All of the entries are to be written out again verbatim.

──────────────────────────────

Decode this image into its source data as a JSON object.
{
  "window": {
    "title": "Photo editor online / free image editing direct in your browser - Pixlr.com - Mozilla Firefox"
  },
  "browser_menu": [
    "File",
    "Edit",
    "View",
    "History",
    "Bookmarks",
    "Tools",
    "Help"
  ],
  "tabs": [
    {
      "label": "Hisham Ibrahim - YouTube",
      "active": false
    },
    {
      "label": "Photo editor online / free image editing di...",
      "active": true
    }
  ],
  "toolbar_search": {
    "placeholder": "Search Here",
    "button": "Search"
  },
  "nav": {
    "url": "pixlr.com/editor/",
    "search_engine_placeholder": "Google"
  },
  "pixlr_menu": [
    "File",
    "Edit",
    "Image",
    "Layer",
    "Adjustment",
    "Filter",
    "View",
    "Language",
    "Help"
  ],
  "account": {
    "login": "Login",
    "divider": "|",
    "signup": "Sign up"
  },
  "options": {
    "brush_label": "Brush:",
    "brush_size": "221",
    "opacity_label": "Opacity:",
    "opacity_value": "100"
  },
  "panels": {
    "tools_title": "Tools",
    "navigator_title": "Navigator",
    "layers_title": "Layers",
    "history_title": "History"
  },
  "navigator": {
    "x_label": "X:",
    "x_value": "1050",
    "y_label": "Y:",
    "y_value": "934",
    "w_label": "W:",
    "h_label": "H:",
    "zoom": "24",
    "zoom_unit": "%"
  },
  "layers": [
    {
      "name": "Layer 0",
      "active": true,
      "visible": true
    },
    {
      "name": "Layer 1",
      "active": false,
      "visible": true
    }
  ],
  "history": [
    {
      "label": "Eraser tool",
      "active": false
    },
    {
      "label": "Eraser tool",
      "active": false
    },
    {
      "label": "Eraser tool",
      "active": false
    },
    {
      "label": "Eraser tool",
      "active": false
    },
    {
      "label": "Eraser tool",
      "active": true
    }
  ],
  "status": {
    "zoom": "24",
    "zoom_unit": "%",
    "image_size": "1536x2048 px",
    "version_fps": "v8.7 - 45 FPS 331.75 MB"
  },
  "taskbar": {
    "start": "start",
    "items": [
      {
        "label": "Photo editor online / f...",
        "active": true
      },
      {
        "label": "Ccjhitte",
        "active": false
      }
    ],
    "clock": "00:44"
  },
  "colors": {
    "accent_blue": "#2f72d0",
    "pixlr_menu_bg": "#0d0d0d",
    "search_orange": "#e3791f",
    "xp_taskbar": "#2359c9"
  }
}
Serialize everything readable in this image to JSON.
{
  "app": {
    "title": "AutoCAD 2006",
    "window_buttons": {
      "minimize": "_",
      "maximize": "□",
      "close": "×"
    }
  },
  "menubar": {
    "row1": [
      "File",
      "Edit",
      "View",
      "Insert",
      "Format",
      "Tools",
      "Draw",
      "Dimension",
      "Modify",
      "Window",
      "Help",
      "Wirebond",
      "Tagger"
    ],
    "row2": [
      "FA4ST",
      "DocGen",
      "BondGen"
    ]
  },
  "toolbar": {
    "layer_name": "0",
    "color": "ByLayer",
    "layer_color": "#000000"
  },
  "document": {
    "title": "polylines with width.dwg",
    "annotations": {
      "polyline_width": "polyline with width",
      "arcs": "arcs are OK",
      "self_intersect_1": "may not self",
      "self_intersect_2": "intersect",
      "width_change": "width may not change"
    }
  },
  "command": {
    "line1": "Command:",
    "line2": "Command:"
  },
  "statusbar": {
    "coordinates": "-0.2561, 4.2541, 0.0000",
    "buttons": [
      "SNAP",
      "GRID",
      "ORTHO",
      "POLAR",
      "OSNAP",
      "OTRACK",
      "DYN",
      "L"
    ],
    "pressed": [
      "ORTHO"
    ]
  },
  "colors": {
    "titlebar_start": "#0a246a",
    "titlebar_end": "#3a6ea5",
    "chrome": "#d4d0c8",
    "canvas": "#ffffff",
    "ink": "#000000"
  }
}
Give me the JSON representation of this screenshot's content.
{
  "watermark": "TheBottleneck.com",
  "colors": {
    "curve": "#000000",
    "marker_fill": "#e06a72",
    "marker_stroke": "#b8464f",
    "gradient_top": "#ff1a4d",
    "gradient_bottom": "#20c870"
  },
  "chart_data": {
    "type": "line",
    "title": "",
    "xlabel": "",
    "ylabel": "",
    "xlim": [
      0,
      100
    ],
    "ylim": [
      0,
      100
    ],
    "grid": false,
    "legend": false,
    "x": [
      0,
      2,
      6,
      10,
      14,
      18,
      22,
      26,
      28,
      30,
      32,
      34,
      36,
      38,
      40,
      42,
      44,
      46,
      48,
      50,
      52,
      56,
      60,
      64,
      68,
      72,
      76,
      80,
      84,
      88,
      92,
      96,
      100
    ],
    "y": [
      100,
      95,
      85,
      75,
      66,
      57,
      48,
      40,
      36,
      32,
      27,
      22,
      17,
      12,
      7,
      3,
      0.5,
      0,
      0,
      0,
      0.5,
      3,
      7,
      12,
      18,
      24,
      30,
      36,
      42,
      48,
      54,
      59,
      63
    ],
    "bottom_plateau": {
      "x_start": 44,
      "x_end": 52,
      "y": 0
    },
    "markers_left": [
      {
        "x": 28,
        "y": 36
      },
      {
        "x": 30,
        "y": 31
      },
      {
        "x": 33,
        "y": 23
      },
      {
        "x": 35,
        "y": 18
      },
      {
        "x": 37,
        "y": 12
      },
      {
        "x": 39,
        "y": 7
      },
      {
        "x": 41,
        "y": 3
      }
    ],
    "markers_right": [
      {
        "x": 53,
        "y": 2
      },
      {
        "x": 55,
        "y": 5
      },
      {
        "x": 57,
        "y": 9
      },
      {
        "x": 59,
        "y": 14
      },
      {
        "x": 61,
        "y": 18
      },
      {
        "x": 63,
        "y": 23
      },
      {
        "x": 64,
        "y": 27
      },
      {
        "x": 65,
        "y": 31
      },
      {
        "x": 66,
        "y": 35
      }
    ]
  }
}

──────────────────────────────

■ **Answer below**
Decode this image into its source data as a JSON object.
{
  "window": {
    "title": "Photo editor online / free image editing direct in your browser - Pixlr.com - Mozilla Firefox"
  },
  "browser_menu": [
    "File",
    "Edit",
    "View",
    "History",
    "Bookmarks",
    "Tools",
    "Help"
  ],
  "tabs": [
    {
      "label": "Hisham Ibrahim - YouTube",
      "active": false
    },
    {
      "label": "Photo editor online / free image editing di...",
      "active": true
    }
  ],
  "toolbar_search": {
    "placeholder": "Search Here",
    "button": "Search"
  },
  "nav": {
    "url": "pixlr.com/editor/",
    "search_engine_placeholder": "Google"
  },
  "pixlr_menu": [
    "File",
    "Edit",
    "Image",
    "Layer",
    "Adjustment",
    "Filter",
    "View",
    "Language",
    "Help"
  ],
  "account": {
    "login": "Login",
    "divider": "|",
    "signup": "Sign up"
  },
  "options": {
    "brush_label": "Brush:",
    "brush_size": "221",
    "opacity_label": "Opacity:",
    "opacity_value": "100"
  },
  "panels": {
    "tools_title": "Tools",
    "navigator_title": "Navigator",
    "layers_title": "Layers",
    "history_title": "History"
  },
  "navigator": {
    "x_label": "X:",
    "x_value": "1050",
    "y_label": "Y:",
    "y_value": "934",
    "w_label": "W:",
    "h_label": "H:",
    "zoom": "24",
    "zoom_unit": "%"
  },
  "layers": [
    {
      "name": "Layer 0",
      "active": true,
      "visible": true
    },
    {
      "name": "Layer 1",
      "active": false,
      "visible": true
    }
  ],
  "history": [
    {
      "label": "Eraser tool",
      "active": false
    },
    {
      "label": "Eraser tool",
      "active": false
    },
    {
      "label": "Eraser tool",
      "active": false
    },
    {
      "label": "Eraser tool",
      "active": false
    },
    {
      "label": "Eraser tool",
      "active": true
    }
  ],
  "status": {
    "zoom": "24",
    "zoom_unit": "%",
    "image_size": "1536x2048 px",
    "version_fps": "v8.7 - 45 FPS 331.75 MB"
  },
  "taskbar": {
    "start": "start",
    "items": [
      {
        "label": "Photo editor online / f...",
        "active": true
      },
      {
        "label": "Ccjhitte",
        "active": false
      }
    ],
    "clock": "00:44"
  },
  "colors": {
    "accent_blue": "#2f72d0",
    "pixlr_menu_bg": "#0d0d0d",
    "search_orange": "#e3791f",
    "xp_taskbar": "#2359c9"
  }
}
Serialize everything readable in this image to JSON.
{
  "app": {
    "title": "AutoCAD 2006",
    "window_buttons": {
      "minimize": "_",
      "maximize": "□",
      "close": "×"
    }
  },
  "menubar": {
    "row1": [
      "File",
      "Edit",
      "View",
      "Insert",
      "Format",
      "Tools",
      "Draw",
      "Dimension",
      "Modify",
      "Window",
      "Help",
      "Wirebond",
      "Tagger"
    ],
    "row2": [
      "FA4ST",
      "DocGen",
      "BondGen"
    ]
  },
  "toolbar": {
    "layer_name": "0",
    "color": "ByLayer",
    "layer_color": "#000000"
  },
  "document": {
    "title": "polylines with width.dwg",
    "annotations": {
      "polyline_width": "polyline with width",
      "arcs": "arcs are OK",
      "self_intersect_1": "may not self",
      "self_intersect_2": "intersect",
      "width_change": "width may not change"
    }
  },
  "command": {
    "line1": "Command:",
    "line2": "Command:"
  },
  "statusbar": {
    "coordinates": "-0.2561, 4.2541, 0.0000",
    "buttons": [
      "SNAP",
      "GRID",
      "ORTHO",
      "POLAR",
      "OSNAP",
      "OTRACK",
      "DYN",
      "L"
    ],
    "pressed": [
      "ORTHO"
    ]
  },
  "colors": {
    "titlebar_start": "#0a246a",
    "titlebar_end": "#3a6ea5",
    "chrome": "#d4d0c8",
    "canvas": "#ffffff",
    "ink": "#000000"
  }
}
Give me the JSON representation of this screenshot's content.
{
  "watermark": "TheBottleneck.com",
  "colors": {
    "curve": "#000000",
    "marker_fill": "#e06a72",
    "marker_stroke": "#b8464f",
    "gradient_top": "#ff1a4d",
    "gradient_bottom": "#20c870"
  },
  "chart_data": {
    "type": "line",
    "title": "",
    "xlabel": "",
    "ylabel": "",
    "xlim": [
      0,
      100
    ],
    "ylim": [
      0,
      100
    ],
    "grid": false,
    "legend": false,
    "x": [
      0,
      2,
      6,
      10,
      14,
      18,
      22,
      26,
      28,
      30,
      32,
      34,
      36,
      38,
      40,
      42,
      44,
      46,
      48,
      50,
      52,
      56,
      60,
      64,
      68,
      72,
      76,
      80,
      84,
      88,
      92,
      96,
      100
    ],
    "y": [
      100,
      95,
      85,
      75,
      66,
      57,
      48,
      40,
      36,
      32,
      27,
      22,
      17,
      12,
      7,
      3,
      0.5,
      0,
      0,
      0,
      0.5,
      3,
      7,
      12,
      18,
      24,
      30,
      36,
      42,
      48,
      54,
      59,
      63
    ],
    "bottom_plateau": {
      "x_start": 44,
      "x_end": 52,
      "y": 0
    },
    "markers_left": [
      {
        "x": 28,
        "y": 36
      },
      {
        "x": 30,
        "y": 31
      },
      {
        "x": 33,
        "y": 23
      },
      {
        "x": 35,
        "y": 18
      },
      {
        "x": 37,
        "y": 12
      },
      {
        "x": 39,
        "y": 7
      },
      {
        "x": 41,
        "y": 3
      }
    ],
    "markers_right": [
      {
        "x": 53,
        "y": 2
      },
      {
        "x": 55,
        "y": 5
      },
      {
        "x": 57,
        "y": 9
      },
      {
        "x": 59,
        "y": 14
      },
      {
        "x": 61,
        "y": 18
      },
      {
        "x": 63,
        "y": 23
      },
      {
        "x": 64,
        "y": 27
      },
      {
        "x": 65,
        "y": 31
      },
      {
        "x": 66,
        "y": 35
      }
    ]
  }
}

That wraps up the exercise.